At Quinta de Sant’Ana, James Frost won’t rest until “the vineyard is looked after, his guests are happy and the children are tucked up in bed!”
Imagine walking onto the set of The Sound of Music, only in Portugal. Beautiful countryside, hills alive with vines, a family home with seven handsome young boys and a hospitality business second to none. This is Quinta de Sant’Ana.
I’d heard about this enchanting place through several friends who had been to its harvest fair, held every year on the last Sunday of October. I was told about the family’s superb hospitality, the idyllic location and their reputation for throwing a good party. I had to see it for myself. Just half an hour north of Lisbon, close to Mafra, the 40-hectare property is set on the slopes of a green valley.
Last January, as I made my way down a narrow winding road, I could see from afar a bright yellow chapel tower and a tall palm-tree, emblems of the Quinta. This is where James Frost and his German wife, Ann von Fürstenberg, built their business, a family home shared with those who love nature, wine and great hospitality.
James, an Englishman originally from Dorset, showed me around on a cold, sunny winter’s afternoon as he told me how his parents-in-law had bought the property in 1969 and lived here until 1974, when they moved back to Germany because of the Portuguese revolution. He met Ann in Germany, when he was in the army, and she soon convinced him to move to Portugal in 1992 and take over her family’s estate. At first they concentrated on tourism and events, the winery would come later. They converted several cottages to host guests and ran a B&B in the main house until the family grew too large. The old mill and farm shop were converted into a banqueting hall, which now hosts weddings and parties for up to 200 guests.

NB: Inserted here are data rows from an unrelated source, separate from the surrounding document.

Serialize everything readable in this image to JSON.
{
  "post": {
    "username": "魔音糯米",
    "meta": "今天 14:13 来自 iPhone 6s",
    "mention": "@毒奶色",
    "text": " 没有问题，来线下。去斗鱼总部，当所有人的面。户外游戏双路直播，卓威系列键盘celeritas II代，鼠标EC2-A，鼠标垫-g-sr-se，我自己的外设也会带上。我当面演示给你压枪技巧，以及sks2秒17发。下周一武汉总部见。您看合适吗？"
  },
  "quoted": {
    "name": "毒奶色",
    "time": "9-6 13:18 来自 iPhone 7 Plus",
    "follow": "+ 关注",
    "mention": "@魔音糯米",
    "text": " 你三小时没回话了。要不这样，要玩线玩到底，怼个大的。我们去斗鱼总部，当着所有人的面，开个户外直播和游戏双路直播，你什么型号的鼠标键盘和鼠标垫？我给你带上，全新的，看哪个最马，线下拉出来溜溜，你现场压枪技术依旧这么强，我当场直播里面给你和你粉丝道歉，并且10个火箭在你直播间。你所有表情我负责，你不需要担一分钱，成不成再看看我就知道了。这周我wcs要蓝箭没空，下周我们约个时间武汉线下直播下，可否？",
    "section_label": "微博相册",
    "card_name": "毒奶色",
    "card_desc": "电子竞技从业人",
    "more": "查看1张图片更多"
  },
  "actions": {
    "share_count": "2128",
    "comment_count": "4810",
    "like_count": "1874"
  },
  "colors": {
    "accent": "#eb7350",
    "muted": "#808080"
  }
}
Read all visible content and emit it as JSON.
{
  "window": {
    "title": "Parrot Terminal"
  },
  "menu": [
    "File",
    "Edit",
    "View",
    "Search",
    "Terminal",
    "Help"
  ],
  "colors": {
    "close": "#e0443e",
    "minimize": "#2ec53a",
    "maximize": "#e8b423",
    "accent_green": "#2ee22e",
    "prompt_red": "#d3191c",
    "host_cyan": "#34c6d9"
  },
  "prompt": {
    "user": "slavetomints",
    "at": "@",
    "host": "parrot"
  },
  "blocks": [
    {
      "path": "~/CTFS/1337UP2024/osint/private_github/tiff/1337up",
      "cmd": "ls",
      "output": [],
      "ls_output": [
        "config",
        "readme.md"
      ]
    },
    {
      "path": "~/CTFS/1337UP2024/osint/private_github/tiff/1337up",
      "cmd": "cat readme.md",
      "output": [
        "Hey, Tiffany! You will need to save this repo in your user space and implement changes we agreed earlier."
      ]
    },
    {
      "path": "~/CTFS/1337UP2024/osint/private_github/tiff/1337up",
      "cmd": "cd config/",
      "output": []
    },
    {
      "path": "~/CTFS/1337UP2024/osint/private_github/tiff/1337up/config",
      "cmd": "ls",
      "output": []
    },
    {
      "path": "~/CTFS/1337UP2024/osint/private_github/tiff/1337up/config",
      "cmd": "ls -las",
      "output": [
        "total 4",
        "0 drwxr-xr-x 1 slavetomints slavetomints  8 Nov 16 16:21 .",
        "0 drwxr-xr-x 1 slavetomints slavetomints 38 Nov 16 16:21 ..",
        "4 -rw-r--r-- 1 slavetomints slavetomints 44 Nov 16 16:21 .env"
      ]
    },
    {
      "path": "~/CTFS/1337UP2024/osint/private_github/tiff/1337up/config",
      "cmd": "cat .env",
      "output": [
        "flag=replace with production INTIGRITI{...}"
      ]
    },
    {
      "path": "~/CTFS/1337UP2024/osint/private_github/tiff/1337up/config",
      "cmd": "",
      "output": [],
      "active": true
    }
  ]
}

But what really interested me was the winery. The property already produced wine when James and Ann first arrived but the quality was very poor. Being a countryman by nature, James rolled up his sleeves, replanted vines and invested in new technology to make “proper” wine. The big change happened in 2004, when he started working with young winemaker António Maçanita, who he was introduced to by his late friend and viticulturist David Booth. They kept planting vines and today have a total of 11.5 hectares, and will plant more.
They now produce 50,000 bottles per year, distributed nationally through the Fladgate Partnership and internationally through independent wine merchants. Their aim is quality, not quantity, as well as having interesting varieties. “We have a mixture of Portuguese and foreign varietals. The whites are Riesling, in the deepest soils of the Quinta, Sauvignon Blanc at the base of the vineyard and whites on the other side of the hill, Fernão Pires, Verdelho, Alvarinho and Arinto. The whites are planted on the really deep soils, where they have a lot of freshness, and the reds on the upper slopes, where they have shallower soils, more sun and more stress, it all helps with the ripening of the grapes,” explains James.
Being so close to the Atlantic coast, just 12km away, the location is perfect for wine making. “We’re actually in a quite cool area of Portugal, close to the sea, up in the hills, we have cool nights in the summer and the mornings are quite misty. Then we have sun and heat in the afternoon. It’s ideal.” James makes the most of this location to give each grape variety the best conditions to grow and show their full potential, while producing organic wine. “There are no herbicides, no pesticides, and it works. We’ve almost finished the conversion period. At the end of the harvest this year we’ll have organic grapes.”
They currently produce six white wines, all mono-varietals: Fernão Pires, Alvarinho, aged in oak barrels for 10 months, Riesling, Verdelho, Sauvignon Blanc and an Arinto, which will soon be launched as a Reserva. The rosé is a blend of Touriga Nacional, Aragonez, Merlot and Pinot Noir. As for the reds, they make a concentrated yet light Pinot Noir and a “Tinto”, a blend of Touriga Nacional, Aragonez and Merlot.
Although the Pinot Noir has proved to be very popular, they will aim to work with more Portuguese grapes in the future. For instance, instead of Pinot Noir, they will use Ramisco, a grape variety from the Colares area close to Sintra, which they are already experimenting with and will soon be bottling. They occasionally produce Touriga Nacional and Merlot mono-varietals and have two very special blends – Homenagem Baron von Fürstenberg, a “noble, elegant and complex” wine, a tribute to James’s father in law, and the red Reserva, a ruby coloured wine with red fruit aromas, a touch of menthol and spice.
Although the Frost’s seven sons aren’t yet involved in the family business (most of them still being too young), James hopes that one day they will be enticed by winemaking. The thought of the Frost legacy and their way of life lasting for many generations to come is music to my ears.